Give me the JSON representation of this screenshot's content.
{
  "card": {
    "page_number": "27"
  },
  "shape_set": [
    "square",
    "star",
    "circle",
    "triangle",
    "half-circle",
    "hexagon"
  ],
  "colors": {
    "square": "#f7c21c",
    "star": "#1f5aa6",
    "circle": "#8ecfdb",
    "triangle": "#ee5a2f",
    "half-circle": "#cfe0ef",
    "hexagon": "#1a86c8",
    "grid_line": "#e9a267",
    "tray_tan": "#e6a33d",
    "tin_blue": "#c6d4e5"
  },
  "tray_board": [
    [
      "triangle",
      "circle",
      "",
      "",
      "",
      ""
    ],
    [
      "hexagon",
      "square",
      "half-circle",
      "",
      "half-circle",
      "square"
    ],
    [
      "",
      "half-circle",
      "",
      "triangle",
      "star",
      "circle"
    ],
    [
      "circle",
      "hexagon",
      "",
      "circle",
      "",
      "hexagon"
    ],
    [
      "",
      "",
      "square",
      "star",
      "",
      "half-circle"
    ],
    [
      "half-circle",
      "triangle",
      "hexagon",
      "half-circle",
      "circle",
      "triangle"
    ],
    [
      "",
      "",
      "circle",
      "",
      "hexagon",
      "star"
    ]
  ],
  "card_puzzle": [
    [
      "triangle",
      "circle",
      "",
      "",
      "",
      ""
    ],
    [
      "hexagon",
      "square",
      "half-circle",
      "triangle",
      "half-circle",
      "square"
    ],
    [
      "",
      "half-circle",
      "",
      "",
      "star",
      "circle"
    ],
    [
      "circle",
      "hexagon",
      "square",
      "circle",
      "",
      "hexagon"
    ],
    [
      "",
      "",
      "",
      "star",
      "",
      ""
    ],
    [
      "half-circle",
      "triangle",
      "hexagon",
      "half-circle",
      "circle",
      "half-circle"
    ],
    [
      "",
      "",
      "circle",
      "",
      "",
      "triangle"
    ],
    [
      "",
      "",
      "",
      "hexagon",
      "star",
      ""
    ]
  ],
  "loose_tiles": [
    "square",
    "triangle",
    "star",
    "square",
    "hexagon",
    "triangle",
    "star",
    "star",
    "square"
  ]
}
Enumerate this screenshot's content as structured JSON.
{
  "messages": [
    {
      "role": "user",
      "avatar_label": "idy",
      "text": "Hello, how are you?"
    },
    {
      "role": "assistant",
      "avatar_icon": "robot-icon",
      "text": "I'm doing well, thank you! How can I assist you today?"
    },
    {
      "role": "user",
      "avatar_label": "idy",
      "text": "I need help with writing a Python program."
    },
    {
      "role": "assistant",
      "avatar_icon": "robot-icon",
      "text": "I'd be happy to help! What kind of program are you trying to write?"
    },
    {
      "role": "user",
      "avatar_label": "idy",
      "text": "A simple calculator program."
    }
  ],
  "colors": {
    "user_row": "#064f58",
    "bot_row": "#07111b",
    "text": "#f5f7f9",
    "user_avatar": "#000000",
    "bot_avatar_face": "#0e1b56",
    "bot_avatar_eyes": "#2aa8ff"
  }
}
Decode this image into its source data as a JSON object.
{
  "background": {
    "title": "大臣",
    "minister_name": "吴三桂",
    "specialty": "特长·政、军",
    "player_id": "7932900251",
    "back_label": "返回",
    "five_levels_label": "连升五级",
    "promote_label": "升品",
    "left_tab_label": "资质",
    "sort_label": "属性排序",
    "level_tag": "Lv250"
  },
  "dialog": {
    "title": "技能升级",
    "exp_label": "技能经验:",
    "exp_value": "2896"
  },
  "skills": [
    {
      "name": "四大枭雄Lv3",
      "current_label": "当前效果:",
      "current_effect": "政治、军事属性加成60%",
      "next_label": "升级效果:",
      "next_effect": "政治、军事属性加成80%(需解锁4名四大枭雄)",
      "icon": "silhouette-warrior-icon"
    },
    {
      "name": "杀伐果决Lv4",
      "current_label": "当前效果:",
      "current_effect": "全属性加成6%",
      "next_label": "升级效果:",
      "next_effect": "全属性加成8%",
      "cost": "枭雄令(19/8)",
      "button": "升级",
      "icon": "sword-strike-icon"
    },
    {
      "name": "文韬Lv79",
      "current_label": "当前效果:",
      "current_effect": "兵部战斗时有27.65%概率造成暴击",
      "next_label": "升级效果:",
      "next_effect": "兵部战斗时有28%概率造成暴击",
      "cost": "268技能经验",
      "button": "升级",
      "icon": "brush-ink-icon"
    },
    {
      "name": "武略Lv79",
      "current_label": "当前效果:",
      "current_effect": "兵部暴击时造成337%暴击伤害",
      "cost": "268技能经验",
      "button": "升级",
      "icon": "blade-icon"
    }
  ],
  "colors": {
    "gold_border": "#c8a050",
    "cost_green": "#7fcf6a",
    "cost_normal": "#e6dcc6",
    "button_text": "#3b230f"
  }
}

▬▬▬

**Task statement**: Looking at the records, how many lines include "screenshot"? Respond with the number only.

**Task result**: 2